At this year’s festival Boyd will be performing as Moses Boyd Exodus, which is made up of not only Moses Boyd himself, but also other key up and coming jazz players from the London scene. Boyd’s presence within the modern jazz scene is not only crucial to help young performers like him get more recognition, but to also attract a younger listenership to the predominantly older audience of jazz fans.


It’s not only hip-hop and rap artists that have taken inspiration from the traditional roots of jazz, electronic and dance music take just as many elements from the genre. A performer who shows this influence is the multi-instrumentalist ESINAM. Esinam Batse can play an impressive number of instruments, but decided to mainly play the flute because of practical reasons. Her 2018 self-titled EP shows a mixture of traditional African music, dance and electronic tones to create a futuristic jazz sound with the stand out track Gavoé including a synth dominated African beat.
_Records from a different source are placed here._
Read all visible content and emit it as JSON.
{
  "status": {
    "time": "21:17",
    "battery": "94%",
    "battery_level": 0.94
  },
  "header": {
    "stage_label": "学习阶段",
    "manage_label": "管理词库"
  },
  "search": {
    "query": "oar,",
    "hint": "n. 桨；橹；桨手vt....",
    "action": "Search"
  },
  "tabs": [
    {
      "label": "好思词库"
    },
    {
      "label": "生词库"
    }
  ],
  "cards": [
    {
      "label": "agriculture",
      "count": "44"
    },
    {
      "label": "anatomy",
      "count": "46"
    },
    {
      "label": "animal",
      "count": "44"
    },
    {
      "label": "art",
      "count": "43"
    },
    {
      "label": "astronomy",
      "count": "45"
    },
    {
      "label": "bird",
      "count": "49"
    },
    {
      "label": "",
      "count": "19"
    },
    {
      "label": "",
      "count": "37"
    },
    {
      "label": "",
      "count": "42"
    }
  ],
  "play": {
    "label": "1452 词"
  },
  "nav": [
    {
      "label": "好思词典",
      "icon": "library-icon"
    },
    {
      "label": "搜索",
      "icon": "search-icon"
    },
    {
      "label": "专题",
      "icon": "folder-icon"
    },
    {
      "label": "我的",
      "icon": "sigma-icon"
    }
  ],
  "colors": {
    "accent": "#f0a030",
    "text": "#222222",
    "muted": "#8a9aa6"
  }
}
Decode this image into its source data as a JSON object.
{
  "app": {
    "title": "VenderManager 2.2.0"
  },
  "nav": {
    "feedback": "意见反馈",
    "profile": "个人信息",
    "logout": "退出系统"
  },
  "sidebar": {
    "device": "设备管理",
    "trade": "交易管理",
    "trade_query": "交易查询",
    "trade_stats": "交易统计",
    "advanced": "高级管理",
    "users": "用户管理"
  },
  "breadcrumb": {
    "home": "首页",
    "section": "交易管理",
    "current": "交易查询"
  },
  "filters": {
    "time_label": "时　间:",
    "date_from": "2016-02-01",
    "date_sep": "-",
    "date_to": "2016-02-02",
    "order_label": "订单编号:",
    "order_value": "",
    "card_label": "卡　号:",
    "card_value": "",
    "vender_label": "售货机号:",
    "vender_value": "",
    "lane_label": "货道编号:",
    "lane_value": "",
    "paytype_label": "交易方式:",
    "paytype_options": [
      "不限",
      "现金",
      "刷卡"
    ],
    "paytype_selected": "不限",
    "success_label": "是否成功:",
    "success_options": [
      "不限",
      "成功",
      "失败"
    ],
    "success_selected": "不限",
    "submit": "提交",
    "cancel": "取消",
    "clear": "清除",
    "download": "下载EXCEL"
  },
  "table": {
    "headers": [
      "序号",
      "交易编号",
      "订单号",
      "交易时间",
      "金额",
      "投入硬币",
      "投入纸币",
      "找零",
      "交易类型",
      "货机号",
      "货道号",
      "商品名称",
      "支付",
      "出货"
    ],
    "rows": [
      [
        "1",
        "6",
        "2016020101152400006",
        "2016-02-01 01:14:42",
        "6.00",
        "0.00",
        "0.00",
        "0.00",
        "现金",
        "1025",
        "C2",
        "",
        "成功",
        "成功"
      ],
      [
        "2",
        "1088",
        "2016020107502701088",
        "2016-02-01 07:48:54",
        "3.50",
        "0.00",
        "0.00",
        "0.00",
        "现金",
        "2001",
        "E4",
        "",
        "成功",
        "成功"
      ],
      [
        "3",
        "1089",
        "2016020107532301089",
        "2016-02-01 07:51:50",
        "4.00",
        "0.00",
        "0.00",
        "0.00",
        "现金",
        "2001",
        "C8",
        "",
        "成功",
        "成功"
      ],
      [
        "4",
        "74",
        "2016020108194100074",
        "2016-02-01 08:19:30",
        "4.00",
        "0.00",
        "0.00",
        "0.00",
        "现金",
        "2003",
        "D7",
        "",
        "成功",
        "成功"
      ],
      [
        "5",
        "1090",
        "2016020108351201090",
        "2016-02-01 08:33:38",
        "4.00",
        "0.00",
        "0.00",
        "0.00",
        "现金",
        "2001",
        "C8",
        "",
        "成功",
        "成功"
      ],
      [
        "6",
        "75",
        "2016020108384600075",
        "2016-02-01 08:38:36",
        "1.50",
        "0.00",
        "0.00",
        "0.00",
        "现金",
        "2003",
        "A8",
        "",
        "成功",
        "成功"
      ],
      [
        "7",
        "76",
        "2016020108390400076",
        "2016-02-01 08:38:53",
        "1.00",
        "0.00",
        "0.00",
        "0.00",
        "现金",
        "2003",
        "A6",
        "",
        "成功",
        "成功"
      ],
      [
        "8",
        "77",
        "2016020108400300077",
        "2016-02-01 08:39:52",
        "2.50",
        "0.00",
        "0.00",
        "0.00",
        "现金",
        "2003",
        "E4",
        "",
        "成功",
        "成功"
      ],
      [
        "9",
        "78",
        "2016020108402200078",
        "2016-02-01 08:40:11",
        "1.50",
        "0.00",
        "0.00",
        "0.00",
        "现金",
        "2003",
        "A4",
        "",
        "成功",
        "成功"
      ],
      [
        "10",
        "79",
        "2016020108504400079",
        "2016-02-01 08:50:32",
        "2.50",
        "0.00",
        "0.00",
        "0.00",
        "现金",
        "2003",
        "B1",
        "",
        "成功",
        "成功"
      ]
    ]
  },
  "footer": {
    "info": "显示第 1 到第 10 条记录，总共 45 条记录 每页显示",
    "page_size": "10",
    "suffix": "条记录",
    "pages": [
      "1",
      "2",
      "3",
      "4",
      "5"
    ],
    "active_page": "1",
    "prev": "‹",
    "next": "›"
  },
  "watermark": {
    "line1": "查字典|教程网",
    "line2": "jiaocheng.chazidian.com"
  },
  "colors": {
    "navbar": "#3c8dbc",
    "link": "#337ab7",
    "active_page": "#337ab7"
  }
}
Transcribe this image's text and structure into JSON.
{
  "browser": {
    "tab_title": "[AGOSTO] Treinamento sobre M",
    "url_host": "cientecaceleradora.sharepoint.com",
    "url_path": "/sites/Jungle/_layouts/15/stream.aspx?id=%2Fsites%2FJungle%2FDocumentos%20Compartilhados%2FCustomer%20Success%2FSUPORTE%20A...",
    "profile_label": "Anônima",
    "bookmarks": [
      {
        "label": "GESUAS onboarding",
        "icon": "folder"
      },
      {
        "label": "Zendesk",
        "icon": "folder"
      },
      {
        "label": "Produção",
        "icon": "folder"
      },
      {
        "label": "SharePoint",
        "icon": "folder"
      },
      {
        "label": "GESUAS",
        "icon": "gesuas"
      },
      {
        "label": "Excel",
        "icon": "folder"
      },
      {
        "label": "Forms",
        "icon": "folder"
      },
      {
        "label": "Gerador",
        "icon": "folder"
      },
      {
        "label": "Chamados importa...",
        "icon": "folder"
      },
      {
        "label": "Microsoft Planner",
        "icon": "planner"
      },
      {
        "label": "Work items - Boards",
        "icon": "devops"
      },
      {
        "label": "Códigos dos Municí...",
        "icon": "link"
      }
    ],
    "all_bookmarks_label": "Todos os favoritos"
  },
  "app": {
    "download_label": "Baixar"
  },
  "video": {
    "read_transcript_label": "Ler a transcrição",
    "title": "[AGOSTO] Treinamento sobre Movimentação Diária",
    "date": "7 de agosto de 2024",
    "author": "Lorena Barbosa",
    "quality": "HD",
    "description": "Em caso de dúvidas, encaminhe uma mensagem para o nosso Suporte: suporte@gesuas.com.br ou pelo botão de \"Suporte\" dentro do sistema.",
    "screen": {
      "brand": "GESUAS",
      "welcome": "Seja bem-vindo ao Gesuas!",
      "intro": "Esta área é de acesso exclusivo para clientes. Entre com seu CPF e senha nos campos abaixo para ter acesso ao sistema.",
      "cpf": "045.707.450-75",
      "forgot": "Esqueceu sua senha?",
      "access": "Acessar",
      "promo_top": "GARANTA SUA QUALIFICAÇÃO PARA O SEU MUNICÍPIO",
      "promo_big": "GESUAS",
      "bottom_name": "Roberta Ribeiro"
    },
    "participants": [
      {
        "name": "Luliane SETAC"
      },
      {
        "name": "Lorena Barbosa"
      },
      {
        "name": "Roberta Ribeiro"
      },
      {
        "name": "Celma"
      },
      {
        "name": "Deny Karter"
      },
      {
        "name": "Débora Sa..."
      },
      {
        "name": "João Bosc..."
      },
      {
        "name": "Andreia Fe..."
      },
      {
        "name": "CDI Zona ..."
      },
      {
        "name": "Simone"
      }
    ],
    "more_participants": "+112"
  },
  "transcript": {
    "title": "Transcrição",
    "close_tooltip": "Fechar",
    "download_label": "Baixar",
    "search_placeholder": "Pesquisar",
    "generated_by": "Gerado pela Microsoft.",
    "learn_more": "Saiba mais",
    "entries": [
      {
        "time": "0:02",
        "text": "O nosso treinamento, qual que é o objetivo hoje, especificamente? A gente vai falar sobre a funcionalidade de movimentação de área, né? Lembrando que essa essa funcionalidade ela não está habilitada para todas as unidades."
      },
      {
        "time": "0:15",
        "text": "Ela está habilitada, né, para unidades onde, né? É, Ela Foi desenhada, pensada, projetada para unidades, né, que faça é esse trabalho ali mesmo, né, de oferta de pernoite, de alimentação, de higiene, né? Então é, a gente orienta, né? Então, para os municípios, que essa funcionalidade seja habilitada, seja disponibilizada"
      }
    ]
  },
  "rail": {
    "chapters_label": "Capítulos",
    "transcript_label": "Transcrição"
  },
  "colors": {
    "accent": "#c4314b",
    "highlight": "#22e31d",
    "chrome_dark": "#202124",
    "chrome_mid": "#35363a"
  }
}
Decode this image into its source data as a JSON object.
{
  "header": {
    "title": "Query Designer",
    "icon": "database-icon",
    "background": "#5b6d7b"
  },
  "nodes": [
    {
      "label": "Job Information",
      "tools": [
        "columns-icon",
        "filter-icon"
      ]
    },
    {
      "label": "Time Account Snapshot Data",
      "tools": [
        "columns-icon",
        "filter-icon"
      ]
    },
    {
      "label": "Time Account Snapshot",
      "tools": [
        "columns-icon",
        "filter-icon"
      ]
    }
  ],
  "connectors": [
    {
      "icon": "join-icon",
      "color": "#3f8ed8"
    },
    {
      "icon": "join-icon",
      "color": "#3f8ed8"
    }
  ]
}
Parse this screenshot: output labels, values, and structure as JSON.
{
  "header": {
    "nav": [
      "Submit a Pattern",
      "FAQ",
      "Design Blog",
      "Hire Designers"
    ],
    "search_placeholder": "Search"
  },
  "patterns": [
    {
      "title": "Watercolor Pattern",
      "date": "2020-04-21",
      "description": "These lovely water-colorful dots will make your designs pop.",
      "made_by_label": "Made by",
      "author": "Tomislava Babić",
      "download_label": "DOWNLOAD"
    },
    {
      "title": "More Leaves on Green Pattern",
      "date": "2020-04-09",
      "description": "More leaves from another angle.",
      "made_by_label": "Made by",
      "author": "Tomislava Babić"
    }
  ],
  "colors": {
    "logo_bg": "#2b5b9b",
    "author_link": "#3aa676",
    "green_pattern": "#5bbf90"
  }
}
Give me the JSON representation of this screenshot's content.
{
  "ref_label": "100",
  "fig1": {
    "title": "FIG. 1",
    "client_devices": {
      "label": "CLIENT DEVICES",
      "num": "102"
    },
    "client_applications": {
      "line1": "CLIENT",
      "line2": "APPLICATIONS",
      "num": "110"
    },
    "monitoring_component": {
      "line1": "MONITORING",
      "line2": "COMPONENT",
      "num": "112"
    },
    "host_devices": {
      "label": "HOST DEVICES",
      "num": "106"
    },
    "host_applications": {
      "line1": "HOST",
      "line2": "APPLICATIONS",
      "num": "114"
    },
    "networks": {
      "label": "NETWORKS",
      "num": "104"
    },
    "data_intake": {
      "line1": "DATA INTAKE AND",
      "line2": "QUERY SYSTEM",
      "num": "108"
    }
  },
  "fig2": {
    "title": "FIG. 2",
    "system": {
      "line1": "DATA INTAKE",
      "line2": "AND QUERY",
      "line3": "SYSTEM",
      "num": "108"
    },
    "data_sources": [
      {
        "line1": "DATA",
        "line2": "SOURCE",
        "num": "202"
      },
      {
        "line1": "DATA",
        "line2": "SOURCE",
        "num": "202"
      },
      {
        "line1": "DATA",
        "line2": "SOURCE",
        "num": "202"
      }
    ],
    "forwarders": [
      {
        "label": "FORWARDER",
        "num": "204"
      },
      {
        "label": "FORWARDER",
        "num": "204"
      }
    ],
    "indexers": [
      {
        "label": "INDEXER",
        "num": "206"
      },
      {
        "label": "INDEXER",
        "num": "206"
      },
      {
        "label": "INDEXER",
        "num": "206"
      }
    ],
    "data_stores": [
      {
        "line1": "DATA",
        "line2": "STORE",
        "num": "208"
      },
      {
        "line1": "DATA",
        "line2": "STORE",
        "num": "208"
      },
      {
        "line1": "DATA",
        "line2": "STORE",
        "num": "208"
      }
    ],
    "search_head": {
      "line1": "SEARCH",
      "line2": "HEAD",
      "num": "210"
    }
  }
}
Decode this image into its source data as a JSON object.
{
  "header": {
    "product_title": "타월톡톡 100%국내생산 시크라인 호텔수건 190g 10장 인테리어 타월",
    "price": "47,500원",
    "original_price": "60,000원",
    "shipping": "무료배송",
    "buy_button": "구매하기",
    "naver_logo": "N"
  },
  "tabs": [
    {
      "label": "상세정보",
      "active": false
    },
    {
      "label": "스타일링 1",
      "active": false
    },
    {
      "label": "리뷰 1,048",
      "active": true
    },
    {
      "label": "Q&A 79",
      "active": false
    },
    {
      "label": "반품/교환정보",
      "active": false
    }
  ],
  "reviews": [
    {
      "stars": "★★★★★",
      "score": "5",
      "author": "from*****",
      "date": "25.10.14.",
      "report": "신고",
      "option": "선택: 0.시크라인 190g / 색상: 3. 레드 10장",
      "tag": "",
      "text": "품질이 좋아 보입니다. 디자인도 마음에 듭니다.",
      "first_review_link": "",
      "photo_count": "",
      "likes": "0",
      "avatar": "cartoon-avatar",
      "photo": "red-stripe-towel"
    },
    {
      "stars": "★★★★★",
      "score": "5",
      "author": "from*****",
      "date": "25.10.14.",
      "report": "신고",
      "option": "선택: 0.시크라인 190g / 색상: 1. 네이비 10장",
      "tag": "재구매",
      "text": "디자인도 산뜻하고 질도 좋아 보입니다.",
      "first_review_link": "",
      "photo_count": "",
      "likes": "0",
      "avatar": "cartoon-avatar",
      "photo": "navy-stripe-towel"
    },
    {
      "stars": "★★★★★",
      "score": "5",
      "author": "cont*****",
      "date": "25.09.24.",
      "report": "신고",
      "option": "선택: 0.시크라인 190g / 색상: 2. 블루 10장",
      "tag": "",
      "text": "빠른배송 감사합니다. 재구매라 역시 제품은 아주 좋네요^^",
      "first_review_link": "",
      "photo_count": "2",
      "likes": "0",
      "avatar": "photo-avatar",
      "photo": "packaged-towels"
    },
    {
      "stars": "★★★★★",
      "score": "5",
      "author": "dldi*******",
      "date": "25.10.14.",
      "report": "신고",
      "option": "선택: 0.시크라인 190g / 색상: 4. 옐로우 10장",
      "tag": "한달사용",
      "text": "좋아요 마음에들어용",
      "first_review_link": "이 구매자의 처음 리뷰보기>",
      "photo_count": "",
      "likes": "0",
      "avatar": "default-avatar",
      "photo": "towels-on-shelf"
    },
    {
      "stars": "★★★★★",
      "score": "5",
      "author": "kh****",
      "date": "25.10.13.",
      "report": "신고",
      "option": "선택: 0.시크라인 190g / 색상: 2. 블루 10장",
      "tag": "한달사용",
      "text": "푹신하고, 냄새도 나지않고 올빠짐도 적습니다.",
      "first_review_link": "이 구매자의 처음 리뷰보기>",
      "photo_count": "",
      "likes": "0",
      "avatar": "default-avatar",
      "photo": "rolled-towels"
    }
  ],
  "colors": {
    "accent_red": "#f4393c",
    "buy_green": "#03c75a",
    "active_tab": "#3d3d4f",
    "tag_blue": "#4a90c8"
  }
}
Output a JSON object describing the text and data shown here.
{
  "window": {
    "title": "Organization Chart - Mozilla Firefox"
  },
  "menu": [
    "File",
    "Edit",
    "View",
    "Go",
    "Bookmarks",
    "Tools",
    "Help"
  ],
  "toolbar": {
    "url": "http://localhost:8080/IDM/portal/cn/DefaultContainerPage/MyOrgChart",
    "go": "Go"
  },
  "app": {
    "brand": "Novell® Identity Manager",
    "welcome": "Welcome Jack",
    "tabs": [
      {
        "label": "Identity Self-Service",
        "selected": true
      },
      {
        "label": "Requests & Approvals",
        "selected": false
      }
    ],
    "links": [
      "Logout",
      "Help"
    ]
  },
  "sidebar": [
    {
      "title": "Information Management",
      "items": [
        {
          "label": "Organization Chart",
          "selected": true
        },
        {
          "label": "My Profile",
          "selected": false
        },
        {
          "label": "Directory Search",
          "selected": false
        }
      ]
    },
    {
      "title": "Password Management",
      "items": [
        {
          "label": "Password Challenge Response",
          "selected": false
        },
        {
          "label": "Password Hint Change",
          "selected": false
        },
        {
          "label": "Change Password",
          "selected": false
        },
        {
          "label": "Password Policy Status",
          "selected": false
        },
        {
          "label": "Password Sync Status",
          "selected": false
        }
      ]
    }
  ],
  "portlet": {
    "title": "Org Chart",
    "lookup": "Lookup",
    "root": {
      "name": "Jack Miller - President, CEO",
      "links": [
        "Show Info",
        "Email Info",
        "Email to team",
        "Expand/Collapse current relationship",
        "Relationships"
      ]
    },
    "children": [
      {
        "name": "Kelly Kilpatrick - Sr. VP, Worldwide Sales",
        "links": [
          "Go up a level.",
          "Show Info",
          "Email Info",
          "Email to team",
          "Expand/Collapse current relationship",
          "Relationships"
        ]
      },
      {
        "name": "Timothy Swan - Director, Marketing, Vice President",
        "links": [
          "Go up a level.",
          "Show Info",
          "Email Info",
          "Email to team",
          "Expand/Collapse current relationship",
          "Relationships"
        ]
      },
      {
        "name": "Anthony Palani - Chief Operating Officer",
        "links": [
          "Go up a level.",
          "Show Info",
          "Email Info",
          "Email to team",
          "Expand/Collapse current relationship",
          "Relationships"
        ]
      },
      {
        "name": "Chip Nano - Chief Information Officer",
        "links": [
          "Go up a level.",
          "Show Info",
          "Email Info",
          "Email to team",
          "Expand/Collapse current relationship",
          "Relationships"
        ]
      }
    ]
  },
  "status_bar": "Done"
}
Her innovative sound and mix of a myriad of genres creates an enticing performance that shows another side of modern jazz music.


Although blending genres is an obvious way to advance jazz, Ibibio Sound Machine do more than that and incorporate different cultures and languages into their music. The 8-piece band fronted by singer Eno Williams incorporate synths and traditional jazz guitar to create their lively sound, however the most intriguing thing about this group is their inclusion of English and Nigerian language to create an alluring mix of African funk and modern disco. Their 2019 album Doko Mien, perfectly demonstrates their range and hints at the energetic performance that is yet to be seen at the festival.

Young and old practitioners of jazz are advancing the genre to make it even more diverse than it already is. Although only four performers have been spoken about in depth within this article, they are representative of a greater whole of musicians at the festival who are challenging traditional preconceptions of jazz.

By Abbie Aitken